However, I think one thing is clear: We shouldn't lump all gambling together; some forms of gambling might pose different threats than others.
So, wagering on sports is different than other casino games?
What strikes me as potentially distinctive about sports gambling is that sports (unlike most other forms of gambling) have a real value outside of gambling. No one would play poker or take guesses at the roulette wheel unless doing so was a way of resolving a bet.
But we could very well have basketball, soccer, tennis, football and so on without gambling.
So, sports gambling is special because it presents a threat to an otherwise valuable human activity.
So, sports gambling requires special consideration because it affects something many Americans enjoy?
I don't think it's any surprise that the parties who lost their case in the Supreme Court were all sports leagues. The stakes are really high. They fear that the spread of sports betting will damage their leagues, which are built on the premise of fair play.
And if that is a concern, it is important to be concrete and realistic. We should avoid high-minded but ultimately empty tsk-tsk-ing. If Davidson plays an A10 tournament game, nothing is tainted merely because someone out in Nevada puts a bet on it. However, history teaches that the money behind gambling has interests of its own and that can lead to corruption, like the infamous 1919 "Black Sox" scandal. The question to ask, and I am agnostic about the answer, is how much risk of corruption does gambling create?
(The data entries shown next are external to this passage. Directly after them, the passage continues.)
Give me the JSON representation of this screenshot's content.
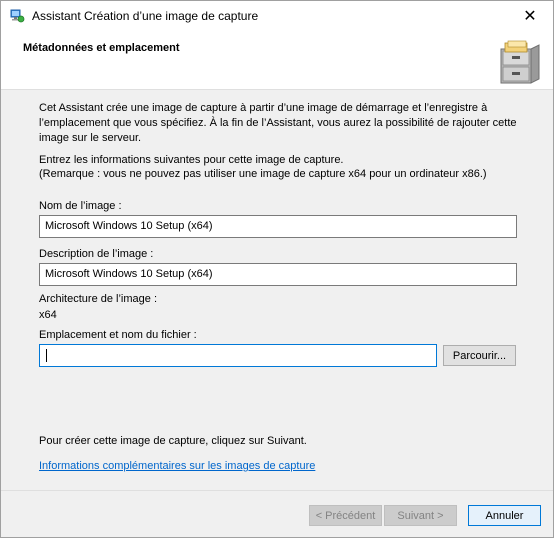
{
  "window": {
    "title": "Assistant Création d’une image de capture",
    "close_glyph": "✕"
  },
  "header": {
    "title": "Métadonnées et emplacement",
    "icon": "file-cabinet-icon"
  },
  "intro": {
    "text": "Cet Assistant crée une image de capture à partir d’une image de démarrage et l’enregistre à l’emplacement que vous spécifiez. À la fin de l’Assistant, vous aurez la possibilité de rajouter cette image sur le serveur.",
    "instructions_line1": "Entrez les informations suivantes pour cette image de capture.",
    "instructions_line2": "(Remarque : vous ne pouvez pas utiliser une image de capture x64 pour un ordinateur x86.)"
  },
  "fields": {
    "image_name_label": "Nom de l’image :",
    "image_name_value": "Microsoft Windows 10 Setup (x64)",
    "image_description_label": "Description de l’image :",
    "image_description_value": "Microsoft Windows 10 Setup (x64)",
    "architecture_label": "Architecture de l’image :",
    "architecture_value": "x64",
    "location_label": "Emplacement et nom du fichier :",
    "location_value": "",
    "browse_label": "Parcourir..."
  },
  "footer": {
    "next_hint": "Pour créer cette image de capture, cliquez sur Suivant.",
    "more_info_link": "Informations complémentaires sur les images de capture",
    "previous_label": "< Précédent",
    "next_label": "Suivant >",
    "cancel_label": "Annuler"
  }
}
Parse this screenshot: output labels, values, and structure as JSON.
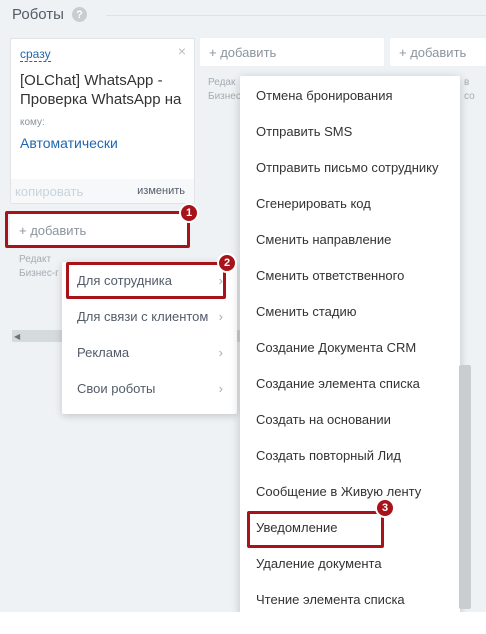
{
  "header": {
    "title": "Роботы",
    "help_icon": "?"
  },
  "card": {
    "trigger": "сразу",
    "close_icon": "×",
    "title": "[OLChat] WhatsApp - Проверка WhatsApp на",
    "to_label": "кому:",
    "to_value": "Автоматически",
    "copy_label": "копировать",
    "edit_label": "изменить"
  },
  "add_label": "+ добавить",
  "stage_labels": {
    "line1": "Редакт",
    "line2": "Бизнес-г",
    "line1_b": "Редак",
    "line2_b": "Бизнес",
    "line1_c": "в",
    "line2_c": "со"
  },
  "badges": [
    "1",
    "2",
    "3"
  ],
  "submenu": {
    "items": [
      {
        "label": "Для сотрудника",
        "chevron": "›"
      },
      {
        "label": "Для связи с клиентом",
        "chevron": "›"
      },
      {
        "label": "Реклама",
        "chevron": "›"
      },
      {
        "label": "Свои роботы",
        "chevron": "›"
      }
    ]
  },
  "main_menu": {
    "items": [
      "Отмена бронирования",
      "Отправить SMS",
      "Отправить письмо сотруднику",
      "Сгенерировать код",
      "Сменить направление",
      "Сменить ответственного",
      "Сменить стадию",
      "Создание Документа CRM",
      "Создание элемента списка",
      "Создать на основании",
      "Создать повторный Лид",
      "Сообщение в Живую ленту",
      "Уведомление",
      "Удаление документа",
      "Чтение элемента списка"
    ]
  },
  "scroll_arrow": "◀",
  "colors": {
    "accent_red": "#a8131a",
    "link_blue": "#2067b0",
    "background": "#eef2f4"
  }
}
What would happen if widespread legal gambling began to affect the outcomes of games?
The consequences are huge. The NCAA basketball tournament would not generate more than a billion dollars in revenue if fans thought–or even strongly suspected–that the games were fixed. And beyond money, almost every devoted athlete cares deeply that games are won or lost on the basis of fair play and athletic skill. If that ceased to be the case, I think most athletes would feel that what they most love about sport had been lost.